The fight against Ebola
There's no cure for Ebola, however people can be treated although facilities in countries like Sierra Leone are under huge strain coping with the outbreak and the death rate is extremely high. Charities and governments around the world are sending people and equipment into the infected areas to keep on top of the outbreak. The UK government have recently pledged £20 million to open and operate three diagnostic laboratories to help test for the disease.
One of those labs is in Kerry Town, which is one of the areas worst hit by Ebola in the west of the country. Chris Smith caught up with Marie Blackman Northwood, a biomedical scientist with Public Health England. She's traveled out to Sierra Leone to help to set up and run one of these labs...
Marie - At the moment, the treatment centre is based on receiving referral cases throughout the community. So, that's a lot of small villages based around Kerry Town. People can travel for miles. It's not quite like England where things are very accessible and down the road. So, they rely on an ambulance service. to be able to get them to the treatment centre. We've had a few cases admitted. It's sometimes adults, children at different stages of being infectious. We have had people who have moved on and done well in the centre, but we have had casualties of Ebola as well. However, we have had people admitted who have had malaria which exhibits very similar symptoms. So, we are doing testing for both Ebola and malaria. I don't think someone's being quite so happy see a malaria positive test because it does mean that we can separate that person from someone with a suspected Ebola and effectively treat as well.
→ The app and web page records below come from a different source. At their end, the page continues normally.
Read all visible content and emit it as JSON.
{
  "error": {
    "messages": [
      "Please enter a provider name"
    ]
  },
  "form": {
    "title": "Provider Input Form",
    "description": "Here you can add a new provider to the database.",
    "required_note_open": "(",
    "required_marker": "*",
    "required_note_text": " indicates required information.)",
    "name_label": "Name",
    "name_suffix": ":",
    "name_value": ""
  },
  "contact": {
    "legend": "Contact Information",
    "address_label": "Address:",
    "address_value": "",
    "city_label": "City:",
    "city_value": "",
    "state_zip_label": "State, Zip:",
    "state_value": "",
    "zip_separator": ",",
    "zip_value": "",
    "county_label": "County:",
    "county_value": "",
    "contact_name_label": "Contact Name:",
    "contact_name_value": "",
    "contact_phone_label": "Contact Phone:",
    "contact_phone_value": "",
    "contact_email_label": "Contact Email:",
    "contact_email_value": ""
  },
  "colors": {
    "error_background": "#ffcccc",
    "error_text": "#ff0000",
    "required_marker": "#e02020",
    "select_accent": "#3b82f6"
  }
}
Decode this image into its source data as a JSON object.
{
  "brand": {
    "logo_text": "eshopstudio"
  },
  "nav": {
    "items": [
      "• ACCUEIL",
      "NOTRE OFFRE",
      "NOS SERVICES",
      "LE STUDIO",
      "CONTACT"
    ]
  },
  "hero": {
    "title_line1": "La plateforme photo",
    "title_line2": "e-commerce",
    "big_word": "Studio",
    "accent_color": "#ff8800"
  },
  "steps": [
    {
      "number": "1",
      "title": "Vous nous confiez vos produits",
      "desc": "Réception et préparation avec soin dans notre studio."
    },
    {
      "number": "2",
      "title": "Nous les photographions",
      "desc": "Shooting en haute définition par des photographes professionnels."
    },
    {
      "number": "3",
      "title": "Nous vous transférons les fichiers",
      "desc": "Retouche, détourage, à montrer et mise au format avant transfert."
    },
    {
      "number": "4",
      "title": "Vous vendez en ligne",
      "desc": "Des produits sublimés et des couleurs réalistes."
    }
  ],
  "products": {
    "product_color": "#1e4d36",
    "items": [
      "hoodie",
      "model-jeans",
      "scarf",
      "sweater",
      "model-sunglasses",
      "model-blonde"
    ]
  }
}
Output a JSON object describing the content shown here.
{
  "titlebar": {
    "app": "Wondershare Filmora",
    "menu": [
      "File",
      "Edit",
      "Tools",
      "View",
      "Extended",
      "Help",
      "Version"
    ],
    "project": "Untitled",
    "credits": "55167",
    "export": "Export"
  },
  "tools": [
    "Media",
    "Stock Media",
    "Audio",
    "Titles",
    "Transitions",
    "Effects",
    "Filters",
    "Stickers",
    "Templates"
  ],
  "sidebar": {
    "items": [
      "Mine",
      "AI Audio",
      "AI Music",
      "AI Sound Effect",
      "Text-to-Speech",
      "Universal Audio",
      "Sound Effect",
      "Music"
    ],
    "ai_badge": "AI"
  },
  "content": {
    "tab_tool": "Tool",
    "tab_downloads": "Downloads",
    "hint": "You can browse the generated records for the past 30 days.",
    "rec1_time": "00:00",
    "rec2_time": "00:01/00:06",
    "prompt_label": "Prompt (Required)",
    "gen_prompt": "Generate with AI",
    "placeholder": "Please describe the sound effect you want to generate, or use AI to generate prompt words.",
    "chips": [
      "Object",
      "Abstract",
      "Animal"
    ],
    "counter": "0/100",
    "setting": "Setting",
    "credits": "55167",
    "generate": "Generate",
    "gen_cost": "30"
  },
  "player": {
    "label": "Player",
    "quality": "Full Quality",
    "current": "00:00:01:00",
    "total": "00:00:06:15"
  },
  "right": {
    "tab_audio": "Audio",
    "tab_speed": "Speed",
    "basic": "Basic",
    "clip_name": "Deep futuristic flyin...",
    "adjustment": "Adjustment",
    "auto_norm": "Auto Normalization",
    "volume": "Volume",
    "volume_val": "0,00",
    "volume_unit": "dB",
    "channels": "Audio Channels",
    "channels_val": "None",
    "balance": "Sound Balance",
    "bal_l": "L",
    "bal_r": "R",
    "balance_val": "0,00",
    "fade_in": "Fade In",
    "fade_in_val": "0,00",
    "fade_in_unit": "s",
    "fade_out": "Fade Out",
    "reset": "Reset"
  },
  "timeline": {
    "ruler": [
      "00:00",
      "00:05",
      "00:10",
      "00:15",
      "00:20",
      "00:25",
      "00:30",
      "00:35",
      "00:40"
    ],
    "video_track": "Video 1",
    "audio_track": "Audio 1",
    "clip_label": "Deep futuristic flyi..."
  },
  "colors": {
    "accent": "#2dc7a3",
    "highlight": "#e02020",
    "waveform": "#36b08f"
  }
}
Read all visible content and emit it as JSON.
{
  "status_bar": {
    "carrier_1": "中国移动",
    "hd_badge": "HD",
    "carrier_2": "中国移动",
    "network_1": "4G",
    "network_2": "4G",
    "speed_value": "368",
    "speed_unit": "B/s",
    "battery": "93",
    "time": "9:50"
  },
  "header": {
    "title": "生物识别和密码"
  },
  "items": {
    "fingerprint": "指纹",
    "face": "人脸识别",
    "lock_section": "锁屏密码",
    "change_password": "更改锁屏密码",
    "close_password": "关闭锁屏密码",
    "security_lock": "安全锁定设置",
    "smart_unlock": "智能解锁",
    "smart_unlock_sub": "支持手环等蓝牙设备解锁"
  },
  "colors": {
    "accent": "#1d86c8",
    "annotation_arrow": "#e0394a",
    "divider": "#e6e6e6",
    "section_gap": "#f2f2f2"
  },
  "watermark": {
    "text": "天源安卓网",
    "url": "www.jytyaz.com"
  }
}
Chris - What are the facilities like?
Marie - It's very basic but good at the same time. we did bring in a lot of equipment from the UK. We are using a polymerase chain reaction platform. We have brought in portable cabinets to isolate the organism. And so, we're working in very safe practices. It's very important that we can get the turnaround times which we aim for four hours to give results especially for patient within the centre.
Chris - How are the locals taking to your presence?
Marie - They have been absolutely marvellous. They welcome the help. For them, it's seen as, we need people to come in and help because our health system has fallen down. The economy was on the up and the sad story is that because of Ebola, it's taken quite a hit. So, to have people coming in and still wanting to come and visit - what is a very beautiful country - is a joy to them, but a lot of people's response towards myself and my colleagues has been thank you.
Chris - And you're coming home soon. Are you at all concerned because there have been a number of cases of people who've been working like you are at the moment and they faced quite a bit of prejudice, they face people ostracising them because of fears that they may pass on Ebola?
Marie - I did have my concerns before I left, but I did say to people that you've got to look at this in a rational way. I'm working in the laboratory quite protected. I've had training. I've had to wear a lot of protective gear. I've had limited social contact out here. also, we have screening processes up and running now at the airport. I've been screened so many times whilst out here as well. And I've taken a self-responsibility of monitoring myself. So, I wouldn't want to put anyone in danger especially my family that I'm coming back to and I'm really looking forward to hugging and being around.